And really, that early exit is what Crean is still paying for with the Indiana fan base. If the Hoosiers had made the Final Four, life would be easier now. But they didn’t, and then they followed it up with a 17-15 backslide and didn’t make the 2014 NCAA tourney. Last year Indiana actually overachieved through injuries and personnel losses to make the tourney – but they lost 10 of their last 15 games on the year and were a first-round NCAA knockout.
Combine those past two seasons with the off-court turmoil, and Crean will be coaching in a cauldron this season.
He’s fine with that.

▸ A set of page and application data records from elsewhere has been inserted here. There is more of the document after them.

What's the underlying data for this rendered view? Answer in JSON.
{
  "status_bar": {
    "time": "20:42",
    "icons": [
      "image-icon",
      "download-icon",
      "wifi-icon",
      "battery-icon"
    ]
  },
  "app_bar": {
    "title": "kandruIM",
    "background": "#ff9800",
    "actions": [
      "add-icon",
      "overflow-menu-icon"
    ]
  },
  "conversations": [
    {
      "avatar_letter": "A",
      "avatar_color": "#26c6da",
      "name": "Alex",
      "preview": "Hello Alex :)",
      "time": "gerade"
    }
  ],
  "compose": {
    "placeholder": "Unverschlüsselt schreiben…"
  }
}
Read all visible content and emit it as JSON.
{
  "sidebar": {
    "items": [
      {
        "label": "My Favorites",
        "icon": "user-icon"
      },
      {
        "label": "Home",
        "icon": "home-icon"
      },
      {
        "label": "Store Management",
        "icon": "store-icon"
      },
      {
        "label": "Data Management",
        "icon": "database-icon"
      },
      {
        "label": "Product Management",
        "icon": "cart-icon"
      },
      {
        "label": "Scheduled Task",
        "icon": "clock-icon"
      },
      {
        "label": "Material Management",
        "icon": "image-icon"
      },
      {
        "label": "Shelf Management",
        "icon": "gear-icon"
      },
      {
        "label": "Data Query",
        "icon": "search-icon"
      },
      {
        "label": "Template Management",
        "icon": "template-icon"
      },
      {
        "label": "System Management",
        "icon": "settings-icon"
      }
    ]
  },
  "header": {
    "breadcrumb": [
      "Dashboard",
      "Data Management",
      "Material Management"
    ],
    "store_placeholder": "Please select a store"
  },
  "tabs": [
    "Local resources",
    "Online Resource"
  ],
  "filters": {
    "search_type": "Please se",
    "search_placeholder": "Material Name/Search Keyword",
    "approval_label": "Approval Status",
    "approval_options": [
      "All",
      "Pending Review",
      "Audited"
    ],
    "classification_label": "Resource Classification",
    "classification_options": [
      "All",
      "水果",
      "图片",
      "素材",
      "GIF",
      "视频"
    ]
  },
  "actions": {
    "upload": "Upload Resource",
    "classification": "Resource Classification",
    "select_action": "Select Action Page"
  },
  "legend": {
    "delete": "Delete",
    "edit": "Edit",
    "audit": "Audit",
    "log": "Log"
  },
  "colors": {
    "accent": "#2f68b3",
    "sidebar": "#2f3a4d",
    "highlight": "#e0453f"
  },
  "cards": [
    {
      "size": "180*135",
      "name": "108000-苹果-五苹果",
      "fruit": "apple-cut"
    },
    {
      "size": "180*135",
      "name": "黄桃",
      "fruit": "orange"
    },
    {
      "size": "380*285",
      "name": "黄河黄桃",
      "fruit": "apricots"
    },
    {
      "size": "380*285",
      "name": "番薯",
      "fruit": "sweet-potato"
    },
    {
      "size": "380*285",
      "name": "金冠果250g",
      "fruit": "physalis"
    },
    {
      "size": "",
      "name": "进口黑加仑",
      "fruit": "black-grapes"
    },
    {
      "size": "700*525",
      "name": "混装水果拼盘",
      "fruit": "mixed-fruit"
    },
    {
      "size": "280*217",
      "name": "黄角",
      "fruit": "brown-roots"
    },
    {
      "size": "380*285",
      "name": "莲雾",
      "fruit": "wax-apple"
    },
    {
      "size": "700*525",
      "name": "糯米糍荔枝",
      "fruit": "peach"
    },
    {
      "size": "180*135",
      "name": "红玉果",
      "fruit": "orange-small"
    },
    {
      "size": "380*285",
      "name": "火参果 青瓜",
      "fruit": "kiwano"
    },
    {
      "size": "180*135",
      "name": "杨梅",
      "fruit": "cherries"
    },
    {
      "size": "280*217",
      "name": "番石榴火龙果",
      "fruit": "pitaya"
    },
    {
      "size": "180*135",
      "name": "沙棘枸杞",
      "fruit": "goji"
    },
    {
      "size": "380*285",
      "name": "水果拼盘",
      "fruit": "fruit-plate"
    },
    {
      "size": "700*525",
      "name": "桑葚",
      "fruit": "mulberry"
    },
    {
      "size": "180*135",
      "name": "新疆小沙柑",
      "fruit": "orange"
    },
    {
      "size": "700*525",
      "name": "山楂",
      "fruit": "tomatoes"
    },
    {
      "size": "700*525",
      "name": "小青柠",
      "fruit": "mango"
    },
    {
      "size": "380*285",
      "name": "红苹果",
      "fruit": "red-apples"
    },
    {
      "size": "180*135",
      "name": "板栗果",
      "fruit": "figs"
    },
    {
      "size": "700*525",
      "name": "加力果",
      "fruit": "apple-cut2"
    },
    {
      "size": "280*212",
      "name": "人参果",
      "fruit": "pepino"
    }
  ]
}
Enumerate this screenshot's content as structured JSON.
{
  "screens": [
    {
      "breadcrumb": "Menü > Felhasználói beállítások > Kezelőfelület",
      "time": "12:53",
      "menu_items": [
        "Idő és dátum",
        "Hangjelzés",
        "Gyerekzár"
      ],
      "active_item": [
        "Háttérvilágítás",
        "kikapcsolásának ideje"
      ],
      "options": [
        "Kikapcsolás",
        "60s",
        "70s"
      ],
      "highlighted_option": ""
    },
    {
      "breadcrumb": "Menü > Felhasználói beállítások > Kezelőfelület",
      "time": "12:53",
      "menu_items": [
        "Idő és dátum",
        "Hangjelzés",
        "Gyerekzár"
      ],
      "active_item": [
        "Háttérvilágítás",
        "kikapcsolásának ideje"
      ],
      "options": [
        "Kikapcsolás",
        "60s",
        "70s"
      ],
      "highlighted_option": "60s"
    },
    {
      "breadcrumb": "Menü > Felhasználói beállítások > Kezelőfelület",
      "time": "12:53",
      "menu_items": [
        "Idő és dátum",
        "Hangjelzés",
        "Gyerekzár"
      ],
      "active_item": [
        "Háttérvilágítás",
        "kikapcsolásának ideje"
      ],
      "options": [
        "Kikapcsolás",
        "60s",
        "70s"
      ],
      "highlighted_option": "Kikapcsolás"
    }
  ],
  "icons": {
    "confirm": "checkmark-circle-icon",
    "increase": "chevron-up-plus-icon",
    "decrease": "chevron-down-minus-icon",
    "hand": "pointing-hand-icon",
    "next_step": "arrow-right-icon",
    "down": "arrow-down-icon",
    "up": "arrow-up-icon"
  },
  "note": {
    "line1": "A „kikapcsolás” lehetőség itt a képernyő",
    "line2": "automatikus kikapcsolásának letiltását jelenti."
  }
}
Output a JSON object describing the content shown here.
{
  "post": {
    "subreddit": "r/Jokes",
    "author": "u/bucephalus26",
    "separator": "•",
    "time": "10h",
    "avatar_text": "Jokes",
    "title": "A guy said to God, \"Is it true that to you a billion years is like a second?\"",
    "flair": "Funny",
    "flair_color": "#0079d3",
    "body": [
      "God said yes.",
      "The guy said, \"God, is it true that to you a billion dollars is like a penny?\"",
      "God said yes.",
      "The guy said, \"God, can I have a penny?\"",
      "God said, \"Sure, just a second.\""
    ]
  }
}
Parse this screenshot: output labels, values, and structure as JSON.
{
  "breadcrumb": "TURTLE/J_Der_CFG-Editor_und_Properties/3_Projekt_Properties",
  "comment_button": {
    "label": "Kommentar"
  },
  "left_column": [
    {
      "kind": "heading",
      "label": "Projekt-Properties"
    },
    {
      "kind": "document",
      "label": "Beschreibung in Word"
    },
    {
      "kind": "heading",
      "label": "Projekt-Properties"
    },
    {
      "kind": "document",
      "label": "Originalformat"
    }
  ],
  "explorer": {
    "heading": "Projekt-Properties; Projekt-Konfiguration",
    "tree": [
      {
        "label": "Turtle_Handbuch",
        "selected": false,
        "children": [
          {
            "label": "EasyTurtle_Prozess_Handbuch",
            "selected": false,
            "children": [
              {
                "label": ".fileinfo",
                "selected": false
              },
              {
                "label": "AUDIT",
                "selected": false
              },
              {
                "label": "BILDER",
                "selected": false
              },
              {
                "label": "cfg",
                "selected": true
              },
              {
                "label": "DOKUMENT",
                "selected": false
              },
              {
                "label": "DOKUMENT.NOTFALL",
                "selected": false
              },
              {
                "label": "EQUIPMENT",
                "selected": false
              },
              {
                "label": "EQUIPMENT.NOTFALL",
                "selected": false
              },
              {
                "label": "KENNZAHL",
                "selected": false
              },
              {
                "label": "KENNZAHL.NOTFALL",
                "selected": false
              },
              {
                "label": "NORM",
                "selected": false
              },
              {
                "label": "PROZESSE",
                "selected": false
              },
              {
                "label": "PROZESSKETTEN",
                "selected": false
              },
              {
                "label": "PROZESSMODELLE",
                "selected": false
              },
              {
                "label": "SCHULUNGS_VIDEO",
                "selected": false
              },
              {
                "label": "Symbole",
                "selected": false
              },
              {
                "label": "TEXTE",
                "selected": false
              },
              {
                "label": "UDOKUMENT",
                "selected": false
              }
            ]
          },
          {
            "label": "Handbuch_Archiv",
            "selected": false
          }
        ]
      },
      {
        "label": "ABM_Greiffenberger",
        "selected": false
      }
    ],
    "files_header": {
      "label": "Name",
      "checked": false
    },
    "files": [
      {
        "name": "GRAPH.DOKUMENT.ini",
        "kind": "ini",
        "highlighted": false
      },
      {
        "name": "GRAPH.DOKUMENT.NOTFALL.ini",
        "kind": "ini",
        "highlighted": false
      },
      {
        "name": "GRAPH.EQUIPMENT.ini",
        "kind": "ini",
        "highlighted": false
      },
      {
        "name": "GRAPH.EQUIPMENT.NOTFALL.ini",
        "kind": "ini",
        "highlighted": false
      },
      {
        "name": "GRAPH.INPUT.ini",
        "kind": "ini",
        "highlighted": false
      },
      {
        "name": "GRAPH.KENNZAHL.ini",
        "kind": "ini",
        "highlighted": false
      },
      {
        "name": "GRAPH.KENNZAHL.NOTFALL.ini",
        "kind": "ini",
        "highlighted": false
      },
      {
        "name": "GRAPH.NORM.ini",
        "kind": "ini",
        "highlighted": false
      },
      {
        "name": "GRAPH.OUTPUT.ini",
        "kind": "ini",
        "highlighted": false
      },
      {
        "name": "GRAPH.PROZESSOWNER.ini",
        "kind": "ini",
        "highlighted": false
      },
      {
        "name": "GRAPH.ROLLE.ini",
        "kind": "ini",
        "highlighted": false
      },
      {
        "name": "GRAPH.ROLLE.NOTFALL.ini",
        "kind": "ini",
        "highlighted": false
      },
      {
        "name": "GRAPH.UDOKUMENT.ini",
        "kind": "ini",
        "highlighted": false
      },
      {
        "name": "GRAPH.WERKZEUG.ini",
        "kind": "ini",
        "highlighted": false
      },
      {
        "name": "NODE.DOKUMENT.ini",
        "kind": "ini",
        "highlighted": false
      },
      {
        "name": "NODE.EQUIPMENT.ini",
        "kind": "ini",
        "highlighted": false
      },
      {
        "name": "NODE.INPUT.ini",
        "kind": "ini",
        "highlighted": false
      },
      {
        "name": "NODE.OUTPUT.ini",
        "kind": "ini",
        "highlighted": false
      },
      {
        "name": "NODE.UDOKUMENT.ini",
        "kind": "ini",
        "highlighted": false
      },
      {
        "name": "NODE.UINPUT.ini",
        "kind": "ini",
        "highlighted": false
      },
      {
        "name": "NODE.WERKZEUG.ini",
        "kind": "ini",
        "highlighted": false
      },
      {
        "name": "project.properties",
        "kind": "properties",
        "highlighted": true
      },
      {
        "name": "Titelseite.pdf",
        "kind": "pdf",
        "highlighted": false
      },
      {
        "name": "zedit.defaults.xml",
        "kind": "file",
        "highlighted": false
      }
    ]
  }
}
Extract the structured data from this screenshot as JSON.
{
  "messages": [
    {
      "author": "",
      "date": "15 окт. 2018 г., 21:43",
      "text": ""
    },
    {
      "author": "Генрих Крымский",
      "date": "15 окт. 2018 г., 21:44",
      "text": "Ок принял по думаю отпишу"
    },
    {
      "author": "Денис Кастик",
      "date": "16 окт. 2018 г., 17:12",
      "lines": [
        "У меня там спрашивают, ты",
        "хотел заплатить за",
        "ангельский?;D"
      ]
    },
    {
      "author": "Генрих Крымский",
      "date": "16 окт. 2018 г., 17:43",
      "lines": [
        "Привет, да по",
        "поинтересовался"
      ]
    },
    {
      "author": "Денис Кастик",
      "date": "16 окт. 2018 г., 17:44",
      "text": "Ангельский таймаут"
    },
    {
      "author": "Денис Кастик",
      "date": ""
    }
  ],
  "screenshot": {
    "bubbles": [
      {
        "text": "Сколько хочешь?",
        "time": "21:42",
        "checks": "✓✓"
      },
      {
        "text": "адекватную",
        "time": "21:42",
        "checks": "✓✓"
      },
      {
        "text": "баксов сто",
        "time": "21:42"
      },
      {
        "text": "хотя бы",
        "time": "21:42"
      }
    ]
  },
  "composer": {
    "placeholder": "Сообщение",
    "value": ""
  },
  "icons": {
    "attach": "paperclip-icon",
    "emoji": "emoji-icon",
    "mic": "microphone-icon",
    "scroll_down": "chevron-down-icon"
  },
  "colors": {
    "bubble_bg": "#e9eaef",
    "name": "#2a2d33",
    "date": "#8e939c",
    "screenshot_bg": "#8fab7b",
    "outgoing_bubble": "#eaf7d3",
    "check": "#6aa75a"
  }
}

“The biggest thing you have to learn yourself is, don’t embrace all the accolades and don’t internalize all the negativity,” Crean said. “The key is to make changes where they’re needed, focus on what you can control, and take all the steps you can to improve a situation. And above all else, protect your families.”
The good news for Crean is that he is not carrying a knife into a gunfight this year. The Big Ten should be very good, as usual, but the Hoosiers should be among the best teams in it.
He returns an explosive backcourt of Yogi Ferrell and Blackmon. Forward Troy Williams, a dazzling athletic talent who is gradually rounding out his game, has gained strength and could be poised for a huge season. Bryant, the freshman cited in August, could fill a major void on the inside.
Interior depth, rebounding and defense all will be question marks. But the hope is there. And the urgency.
“We don’t want to just be a good team, but a great team,” Zeisloft said.
Perhaps even a team worthy of respect from the Indiana gods who received letters from the penitent.